::: ENTRIES SHOWN :::
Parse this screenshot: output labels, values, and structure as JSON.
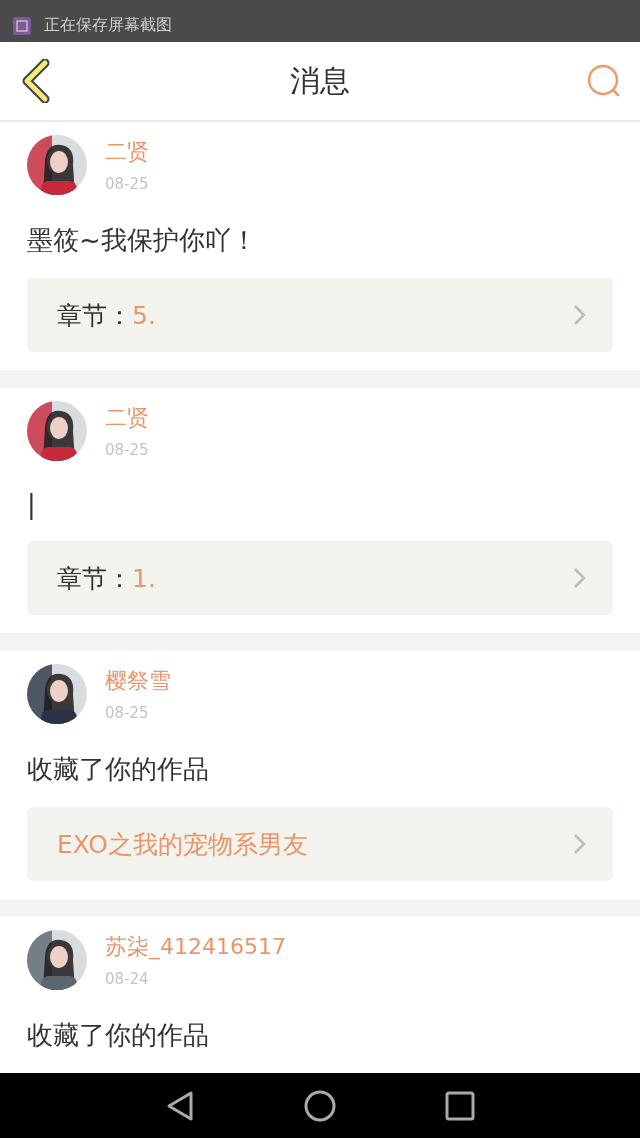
{
  "notification": {
    "text": "正在保存屏幕截图"
  },
  "header": {
    "title": "消息"
  },
  "messages": [
    {
      "user": "二贤",
      "date": "08-25",
      "text": "墨筱~我保护你吖！",
      "link": {
        "kind": "chapter",
        "label": "章节：",
        "value": "5."
      }
    },
    {
      "user": "二贤",
      "date": "08-25",
      "text": "|",
      "link": {
        "kind": "chapter",
        "label": "章节：",
        "value": "1."
      }
    },
    {
      "user": "樱祭雪",
      "date": "08-25",
      "text": "收藏了你的作品",
      "link": {
        "kind": "work",
        "value": "EXO之我的宠物系男友"
      }
    },
    {
      "user": "苏柒_412416517",
      "date": "08-24",
      "text": "收藏了你的作品"
    }
  ]
}
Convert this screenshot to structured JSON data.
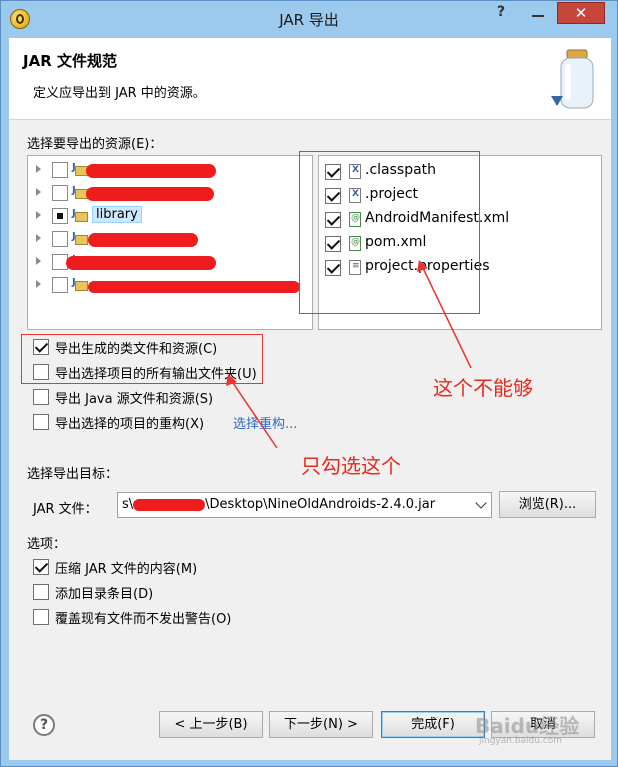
{
  "window": {
    "title": "JAR 导出"
  },
  "header": {
    "title": "JAR 文件规范",
    "description": "定义应导出到 JAR 中的资源。"
  },
  "resources": {
    "label": "选择要导出的资源(E)：",
    "projects": [
      {
        "label": "",
        "state": "unchecked"
      },
      {
        "label": "",
        "state": "unchecked"
      },
      {
        "label": "library",
        "state": "partial"
      },
      {
        "label": "",
        "state": "unchecked"
      },
      {
        "label": "",
        "state": "unchecked"
      },
      {
        "label": "",
        "state": "unchecked"
      }
    ],
    "files": [
      {
        "label": ".classpath",
        "checked": true,
        "icon": "xml-file-icon"
      },
      {
        "label": ".project",
        "checked": true,
        "icon": "xml-file-icon"
      },
      {
        "label": "AndroidManifest.xml",
        "checked": true,
        "icon": "manifest-file-icon"
      },
      {
        "label": "pom.xml",
        "checked": true,
        "icon": "manifest-file-icon"
      },
      {
        "label": "project.properties",
        "checked": true,
        "icon": "properties-file-icon"
      }
    ]
  },
  "options_export": [
    {
      "label": "导出生成的类文件和资源(C)",
      "checked": true
    },
    {
      "label": "导出选择项目的所有输出文件夹(U)",
      "checked": false
    },
    {
      "label": "导出 Java 源文件和资源(S)",
      "checked": false
    },
    {
      "label": "导出选择的项目的重构(X)",
      "checked": false,
      "link": "选择重构..."
    }
  ],
  "annotations": {
    "cannot": "这个不能够",
    "only_this": "只勾选这个"
  },
  "destination": {
    "label": "选择导出目标：",
    "jar_label": "JAR 文件：",
    "jar_prefix": "s\\",
    "jar_suffix": "\\Desktop\\NineOldAndroids-2.4.0.jar",
    "browse_label": "浏览(R)..."
  },
  "options": {
    "label": "选项：",
    "items": [
      {
        "label": "压缩 JAR 文件的内容(M)",
        "checked": true
      },
      {
        "label": "添加目录条目(D)",
        "checked": false
      },
      {
        "label": "覆盖现有文件而不发出警告(O)",
        "checked": false
      }
    ]
  },
  "footer": {
    "back_label": "< 上一步(B)",
    "next_label": "下一步(N) >",
    "finish_label": "完成(F)",
    "cancel_label": "取消",
    "watermark": "Baidu经验",
    "watermark_sub": "jingyan.baidu.com"
  },
  "colors": {
    "annotation": "#e8291c",
    "redaction": "#ee1c1c",
    "link": "#2a6cc4"
  }
}
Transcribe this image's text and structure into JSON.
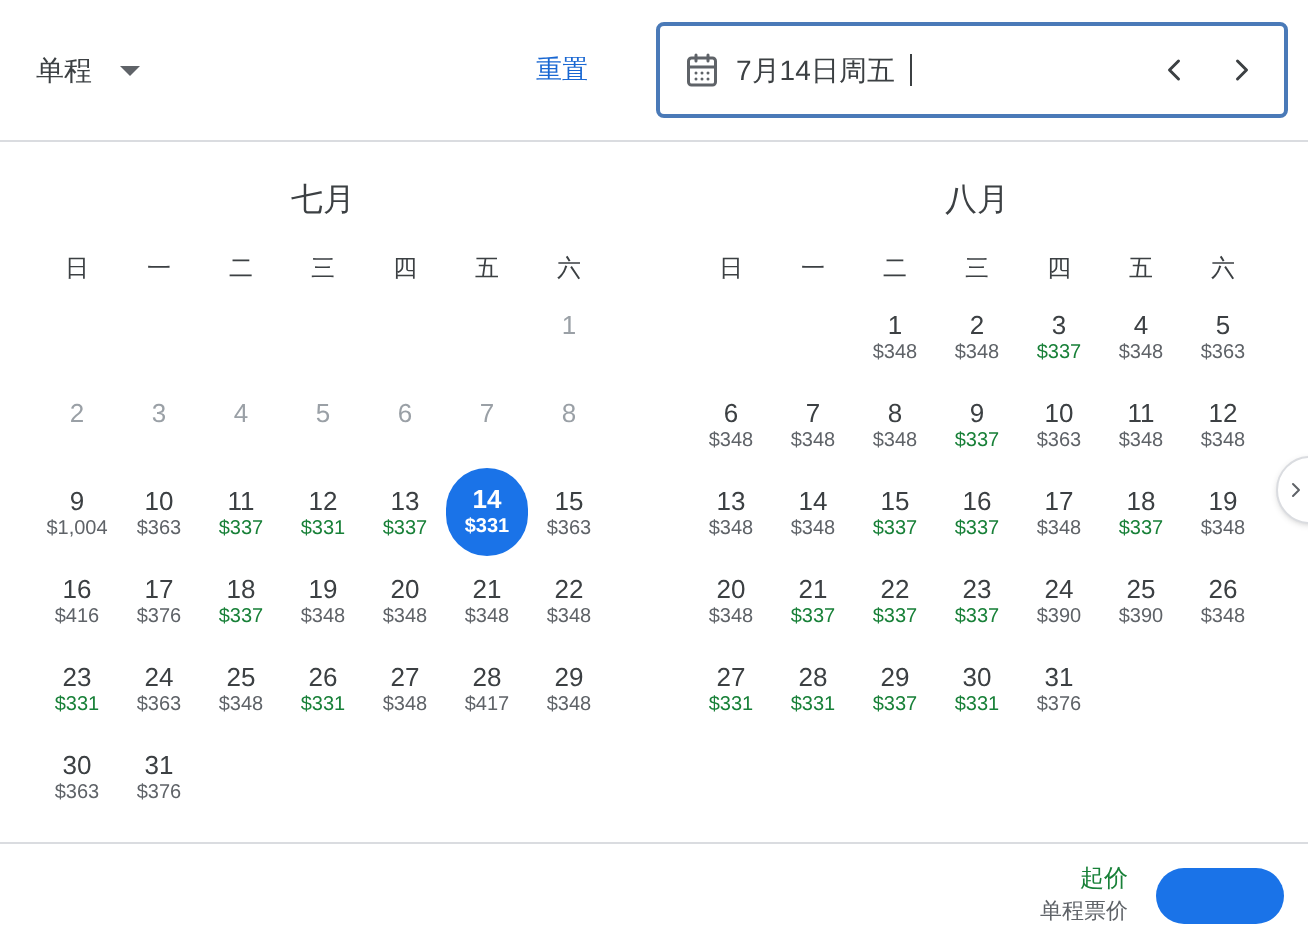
{
  "trip_type": {
    "label": "单程"
  },
  "reset_link": "重置",
  "date_field": {
    "value": "7月14日周五"
  },
  "months": [
    {
      "title": "七月",
      "weekdays": [
        "日",
        "一",
        "二",
        "三",
        "四",
        "五",
        "六"
      ],
      "weeks": [
        [
          {
            "day": "1",
            "disabled": true,
            "selected": false
          }
        ],
        [
          {
            "day": "2",
            "disabled": true,
            "selected": false
          },
          {
            "day": "3",
            "disabled": true,
            "selected": false
          },
          {
            "day": "4",
            "disabled": true,
            "selected": false
          },
          {
            "day": "5",
            "disabled": true,
            "selected": false
          },
          {
            "day": "6",
            "disabled": true,
            "selected": false
          },
          {
            "day": "7",
            "disabled": true,
            "selected": false
          },
          {
            "day": "8",
            "disabled": true,
            "selected": false
          }
        ],
        [
          {
            "day": "9",
            "price": "$1,004",
            "cheap": false,
            "disabled": false,
            "selected": false
          },
          {
            "day": "10",
            "price": "$363",
            "cheap": false,
            "disabled": false,
            "selected": false
          },
          {
            "day": "11",
            "price": "$337",
            "cheap": true,
            "disabled": false,
            "selected": false
          },
          {
            "day": "12",
            "price": "$331",
            "cheap": true,
            "disabled": false,
            "selected": false
          },
          {
            "day": "13",
            "price": "$337",
            "cheap": true,
            "disabled": false,
            "selected": false
          },
          {
            "day": "14",
            "price": "$331",
            "cheap": true,
            "disabled": false,
            "selected": true
          },
          {
            "day": "15",
            "price": "$363",
            "cheap": false,
            "disabled": false,
            "selected": false
          }
        ],
        [
          {
            "day": "16",
            "price": "$416",
            "cheap": false,
            "disabled": false,
            "selected": false
          },
          {
            "day": "17",
            "price": "$376",
            "cheap": false,
            "disabled": false,
            "selected": false
          },
          {
            "day": "18",
            "price": "$337",
            "cheap": true,
            "disabled": false,
            "selected": false
          },
          {
            "day": "19",
            "price": "$348",
            "cheap": false,
            "disabled": false,
            "selected": false
          },
          {
            "day": "20",
            "price": "$348",
            "cheap": false,
            "disabled": false,
            "selected": false
          },
          {
            "day": "21",
            "price": "$348",
            "cheap": false,
            "disabled": false,
            "selected": false
          },
          {
            "day": "22",
            "price": "$348",
            "cheap": false,
            "disabled": false,
            "selected": false
          }
        ],
        [
          {
            "day": "23",
            "price": "$331",
            "cheap": true,
            "disabled": false,
            "selected": false
          },
          {
            "day": "24",
            "price": "$363",
            "cheap": false,
            "disabled": false,
            "selected": false
          },
          {
            "day": "25",
            "price": "$348",
            "cheap": false,
            "disabled": false,
            "selected": false
          },
          {
            "day": "26",
            "price": "$331",
            "cheap": true,
            "disabled": false,
            "selected": false
          },
          {
            "day": "27",
            "price": "$348",
            "cheap": false,
            "disabled": false,
            "selected": false
          },
          {
            "day": "28",
            "price": "$417",
            "cheap": false,
            "disabled": false,
            "selected": false
          },
          {
            "day": "29",
            "price": "$348",
            "cheap": false,
            "disabled": false,
            "selected": false
          }
        ],
        [
          {
            "day": "30",
            "price": "$363",
            "cheap": false,
            "disabled": false,
            "selected": false
          },
          {
            "day": "31",
            "price": "$376",
            "cheap": false,
            "disabled": false,
            "selected": false
          }
        ]
      ]
    },
    {
      "title": "八月",
      "weekdays": [
        "日",
        "一",
        "二",
        "三",
        "四",
        "五",
        "六"
      ],
      "weeks": [
        [
          {
            "day": "1",
            "price": "$348",
            "cheap": false,
            "disabled": false,
            "selected": false
          },
          {
            "day": "2",
            "price": "$348",
            "cheap": false,
            "disabled": false,
            "selected": false
          },
          {
            "day": "3",
            "price": "$337",
            "cheap": true,
            "disabled": false,
            "selected": false
          },
          {
            "day": "4",
            "price": "$348",
            "cheap": false,
            "disabled": false,
            "selected": false
          },
          {
            "day": "5",
            "price": "$363",
            "cheap": false,
            "disabled": false,
            "selected": false
          }
        ],
        [
          {
            "day": "6",
            "price": "$348",
            "cheap": false,
            "disabled": false,
            "selected": false
          },
          {
            "day": "7",
            "price": "$348",
            "cheap": false,
            "disabled": false,
            "selected": false
          },
          {
            "day": "8",
            "price": "$348",
            "cheap": false,
            "disabled": false,
            "selected": false
          },
          {
            "day": "9",
            "price": "$337",
            "cheap": true,
            "disabled": false,
            "selected": false
          },
          {
            "day": "10",
            "price": "$363",
            "cheap": false,
            "disabled": false,
            "selected": false
          },
          {
            "day": "11",
            "price": "$348",
            "cheap": false,
            "disabled": false,
            "selected": false
          },
          {
            "day": "12",
            "price": "$348",
            "cheap": false,
            "disabled": false,
            "selected": false
          }
        ],
        [
          {
            "day": "13",
            "price": "$348",
            "cheap": false,
            "disabled": false,
            "selected": false
          },
          {
            "day": "14",
            "price": "$348",
            "cheap": false,
            "disabled": false,
            "selected": false
          },
          {
            "day": "15",
            "price": "$337",
            "cheap": true,
            "disabled": false,
            "selected": false
          },
          {
            "day": "16",
            "price": "$337",
            "cheap": true,
            "disabled": false,
            "selected": false
          },
          {
            "day": "17",
            "price": "$348",
            "cheap": false,
            "disabled": false,
            "selected": false
          },
          {
            "day": "18",
            "price": "$337",
            "cheap": true,
            "disabled": false,
            "selected": false
          },
          {
            "day": "19",
            "price": "$348",
            "cheap": false,
            "disabled": false,
            "selected": false
          }
        ],
        [
          {
            "day": "20",
            "price": "$348",
            "cheap": false,
            "disabled": false,
            "selected": false
          },
          {
            "day": "21",
            "price": "$337",
            "cheap": true,
            "disabled": false,
            "selected": false
          },
          {
            "day": "22",
            "price": "$337",
            "cheap": true,
            "disabled": false,
            "selected": false
          },
          {
            "day": "23",
            "price": "$337",
            "cheap": true,
            "disabled": false,
            "selected": false
          },
          {
            "day": "24",
            "price": "$390",
            "cheap": false,
            "disabled": false,
            "selected": false
          },
          {
            "day": "25",
            "price": "$390",
            "cheap": false,
            "disabled": false,
            "selected": false
          },
          {
            "day": "26",
            "price": "$348",
            "cheap": false,
            "disabled": false,
            "selected": false
          }
        ],
        [
          {
            "day": "27",
            "price": "$331",
            "cheap": true,
            "disabled": false,
            "selected": false
          },
          {
            "day": "28",
            "price": "$331",
            "cheap": true,
            "disabled": false,
            "selected": false
          },
          {
            "day": "29",
            "price": "$337",
            "cheap": true,
            "disabled": false,
            "selected": false
          },
          {
            "day": "30",
            "price": "$331",
            "cheap": true,
            "disabled": false,
            "selected": false
          },
          {
            "day": "31",
            "price": "$376",
            "cheap": false,
            "disabled": false,
            "selected": false
          }
        ]
      ]
    }
  ],
  "footer": {
    "price_label": "起价",
    "price_note": "单程票价"
  }
}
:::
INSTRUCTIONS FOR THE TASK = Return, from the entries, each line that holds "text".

EXERCISE OUTPUT =
    "text": "正在保存屏幕截图"
      "text": "墨筱~我保护你吖！",
      "text": "|",
      "text": "收藏了你的作品",
      "text": "收藏了你的作品"
Transcribe this image's text and structure into JSON.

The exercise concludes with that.